Below are the records; retype them exactly and omit each picture.

◆ ◆ ◆ ◆ ◆ ◆ ◆

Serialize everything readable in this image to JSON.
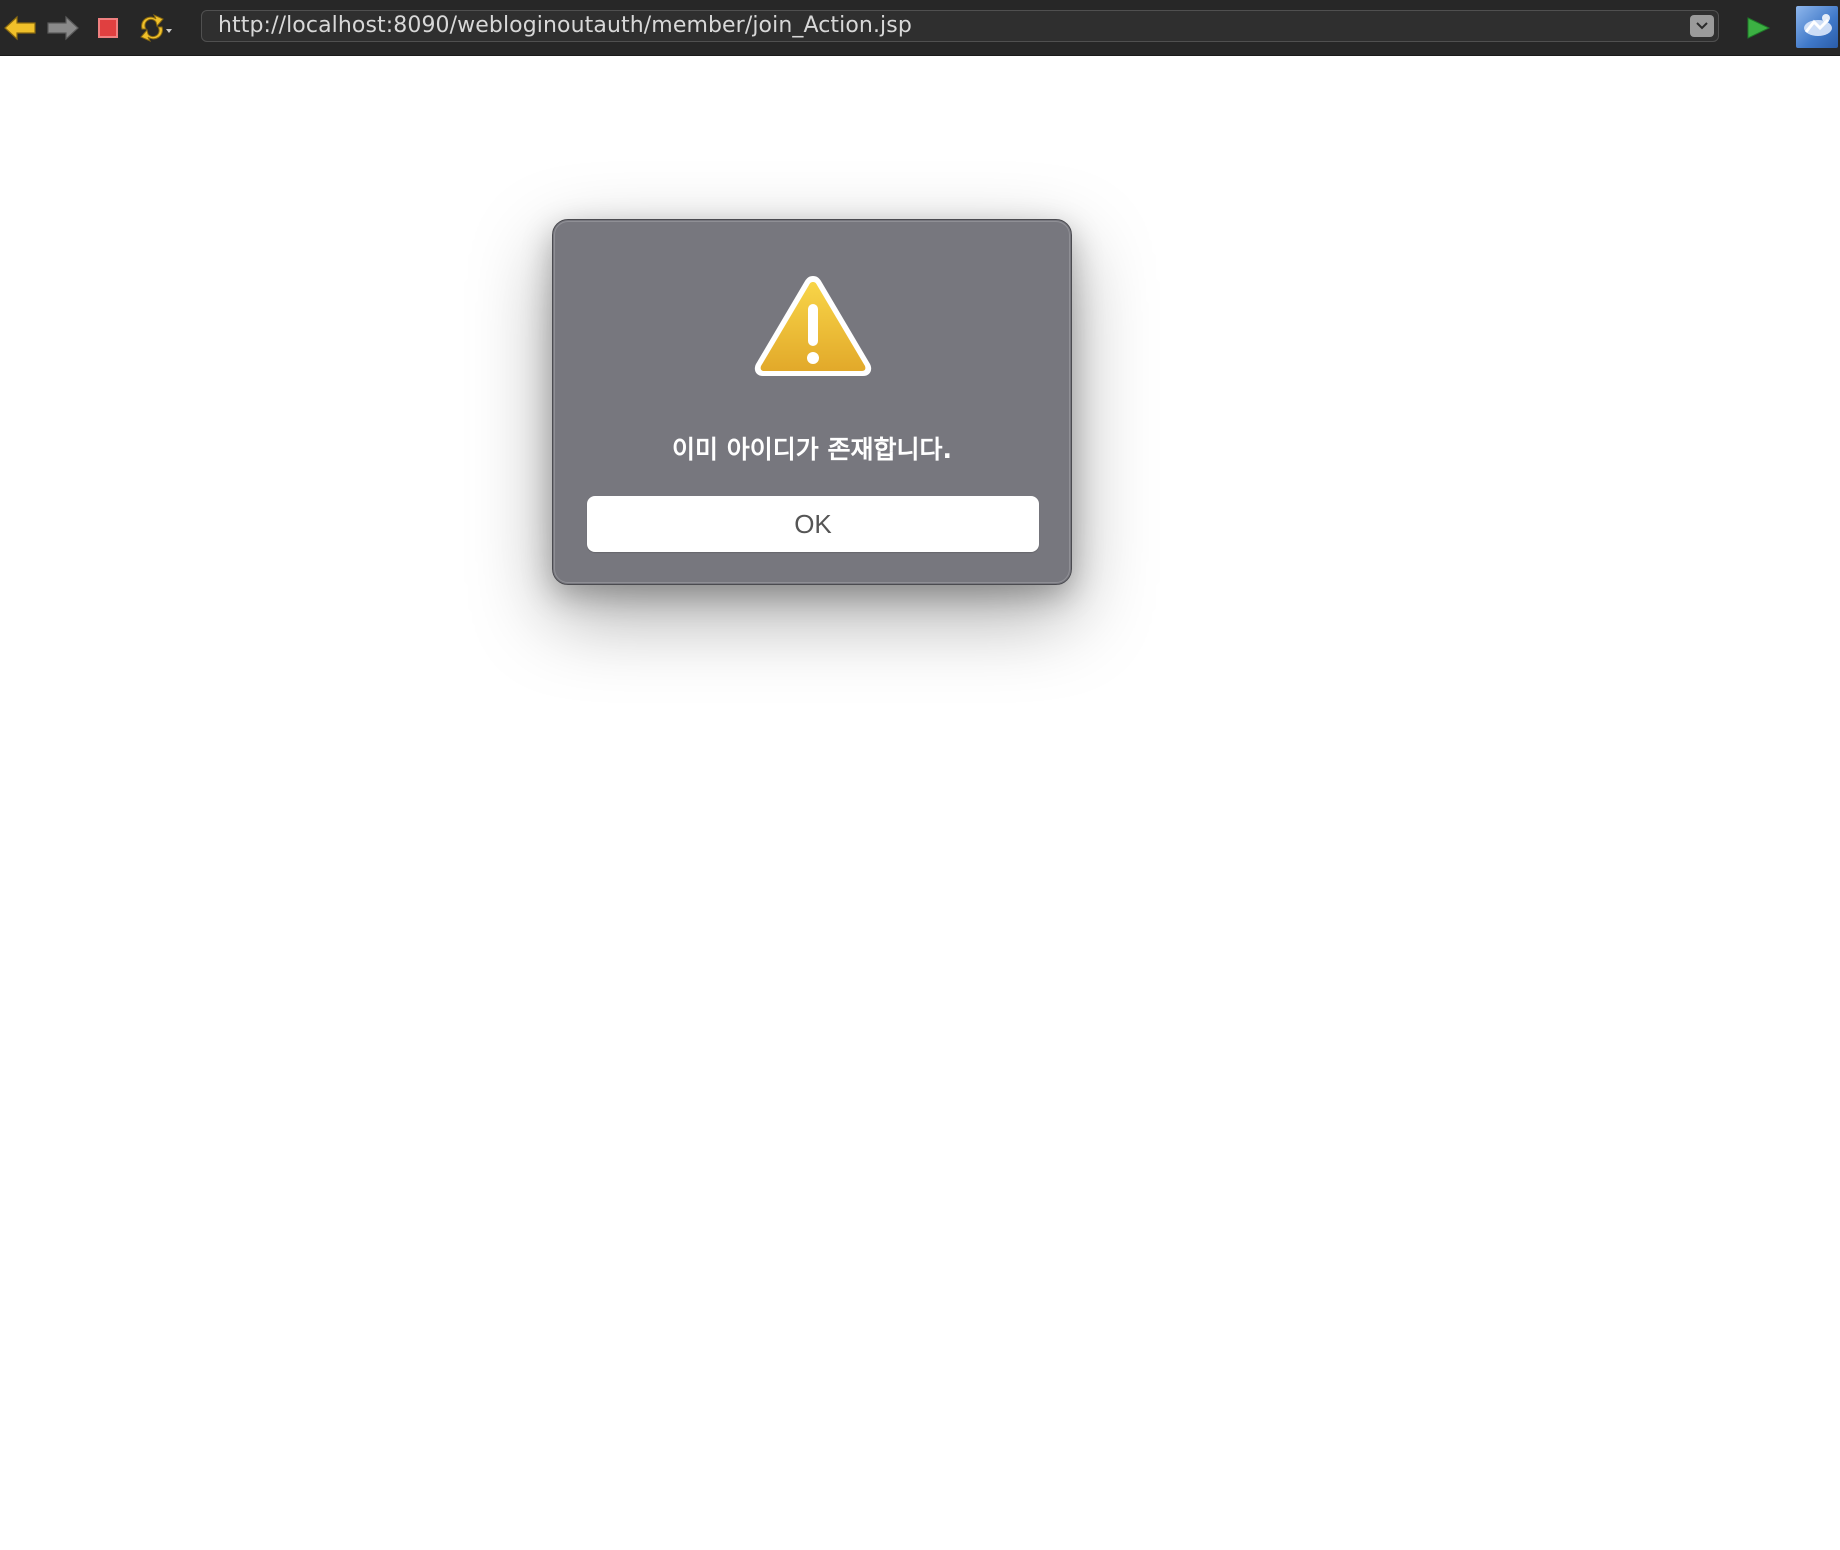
{
  "browser": {
    "url": "http://localhost:8090/webloginoutauth/member/join_Action.jsp",
    "buttons": {
      "back": "back-arrow-icon",
      "forward": "forward-arrow-icon",
      "stop": "stop-icon",
      "refresh": "refresh-icon",
      "go": "play-icon",
      "extension": "extension-icon"
    },
    "colors": {
      "toolbar_bg": "#272727",
      "back_arrow": "#f0c02a",
      "forward_arrow": "#8a8a8a",
      "stop": "#e04040",
      "go": "#3cb043"
    }
  },
  "alert": {
    "icon": "warning-triangle-icon",
    "message": "이미 아이디가 존재합니다.",
    "ok_label": "OK",
    "colors": {
      "background": "#77777e",
      "warning": "#f0c030",
      "button": "#ffffff"
    }
  }
}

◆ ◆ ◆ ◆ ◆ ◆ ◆

### Result of the task
Serialize everything readable in this image to JSON.
{
  "browser": {
    "url": "http://localhost:8090/webloginoutauth/member/join_Action.jsp",
    "buttons": {
      "back": "back-arrow-icon",
      "forward": "forward-arrow-icon",
      "stop": "stop-icon",
      "refresh": "refresh-icon",
      "go": "play-icon",
      "extension": "extension-icon"
    },
    "colors": {
      "toolbar_bg": "#272727",
      "back_arrow": "#f0c02a",
      "forward_arrow": "#8a8a8a",
      "stop": "#e04040",
      "go": "#3cb043"
    }
  },
  "alert": {
    "icon": "warning-triangle-icon",
    "message": "이미 아이디가 존재합니다.",
    "ok_label": "OK",
    "colors": {
      "background": "#77777e",
      "warning": "#f0c030",
      "button": "#ffffff"
    }
  }
}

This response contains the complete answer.